Unless you've been living under a single-use plastic bag for the past year, you'll have noticed some big changes in the way Kiwi consumers are thinking and acting.
We're far better informed on a range of issues, from climate change through to economic inequality. Social media is helping to shine a light on unethical practices, occurring right here in New Zealand, which until recently would have remained unexposed.
Colmar Brunton's annual Better Futures report is a good litmus test of the changing expectations Kiwis have about the companies they buy goods and services from; this year's findings send a clear message consumers are expecting more from their employers and CEOs.
It shows growing momentum among Kiwi consumers – particularly on climate change action, but also for less tangible things like 'kindness' in business. In the past, sustainability has brought up images of tree planting, recycling or beach cleanups but these days Kiwis see sustainability as having a social dimension as well, like paying staff a fair wage or affirming the value of diversity among a workforce.
Meridian has long put environmental sustainability at the heart of our business. We're committed to only generating electricity from 100 per cent renewable sources - wind and water.
That's not just a "nice to have", it's written into our DNA. We're happy to make Colmar Brunton's list again this year and utterly committed to making New Zealand a fairer and healthier place to live. It fits squarely with our company purpose that promises Clean Energy for a Fairer and Healthier World.
We'd like to think our environmental performance and our sense of social equity contribute to what Kiwis see as our sustainability credentials. Our commitment to supporting our most vulnerable households is a sustainability goal, as was our decision to become a zero carbon business last year.
We're looking at our business holistically and challenging ourselves to ensure every action we take is sustainable. Our actions must deliver good things for the planet and for society and, importantly, create value for our shareholders, our customers and the communities we work in. Value for all is important as, if we don't turn a profit, we can't achieve any of the goals we're setting ourselves.

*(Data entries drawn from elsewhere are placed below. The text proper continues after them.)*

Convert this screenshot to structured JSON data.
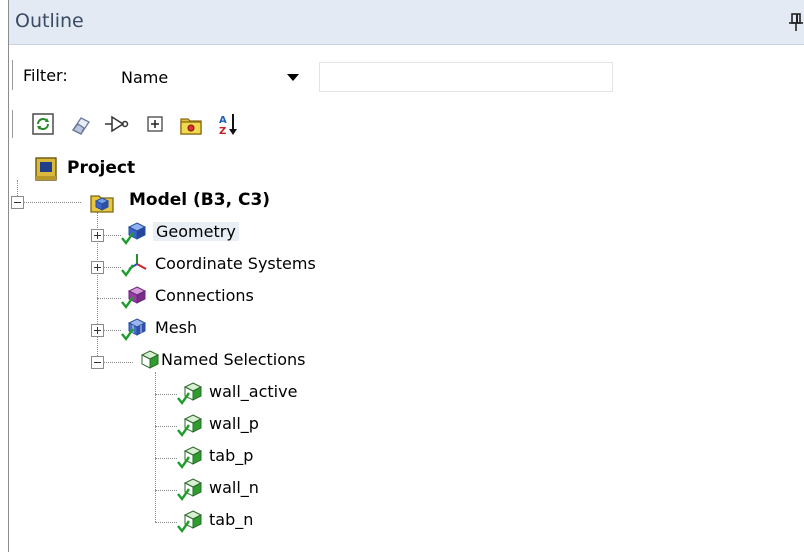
{
  "title": "Outline",
  "filter": {
    "label": "Filter:",
    "selected": "Name",
    "text_value": ""
  },
  "toolbar": {
    "buttons": [
      "refresh-icon",
      "eraser-icon",
      "merge-icon",
      "expand-all-icon",
      "folder-icon",
      "sort-az-icon"
    ]
  },
  "tree": {
    "project": "Project",
    "model": "Model (B3, C3)",
    "geometry": "Geometry",
    "coordinate_systems": "Coordinate Systems",
    "connections": "Connections",
    "mesh": "Mesh",
    "named_selections": "Named Selections",
    "named_items": [
      "wall_active",
      "wall_p",
      "tab_p",
      "wall_n",
      "tab_n"
    ]
  },
  "colors": {
    "titlebar": "#e3eaf3",
    "check": "#1f9e2c",
    "cube_blue": "#3b63c9",
    "cube_green": "#2e9d2e"
  }
}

What the Better Futures report shows is that sustainability and profitability are inextricably linked. This echoes the sentiment of Larry Fink, Chairman of BlackRock, the world's largest investment management firm which has become renowned for using its economic clout to advance sustainability.
Larry sent a very clear message to the world's CEOs last month that businesses needed to do much better in addressing social and economic issues. He reiterated his strongly held view that purpose ultimately drives profits, words that all New Zealand businesses would be wise to remember.
He also warned against using purpose as a tagline or marketing campaign. Colmar Brunton's research shows Kiwis are acutely aware of greenwashing by businesses, so those that pay lip service to sustainability will ultimately be punished.
Instead, we're learning that real, authentic purpose is a driver of long-term business success. It brings employees, companies and communities together. It discourages or prevents unethical decisions and encourages businesses to operate in a way that has a broad, positive impact for the good of all. This behaviour ultimately makes businesses more enjoyable places to be and ones consumers want to engage with.
We can build on the big changes we've seen last year, from the high-profile ban on microbeads and single-use plastic bags, and start tackling some of the bigger and knottier issues we face as a country.
Moreover, businesses have the opportunity as leaders and catalysts in these efforts, not because it's great for soundbites but because without purpose, they won't succeed in an era where consumers, customers and citizens hold the balance of information and balance of power.
-Neal Barclay, Chief Executive, Meridian Energy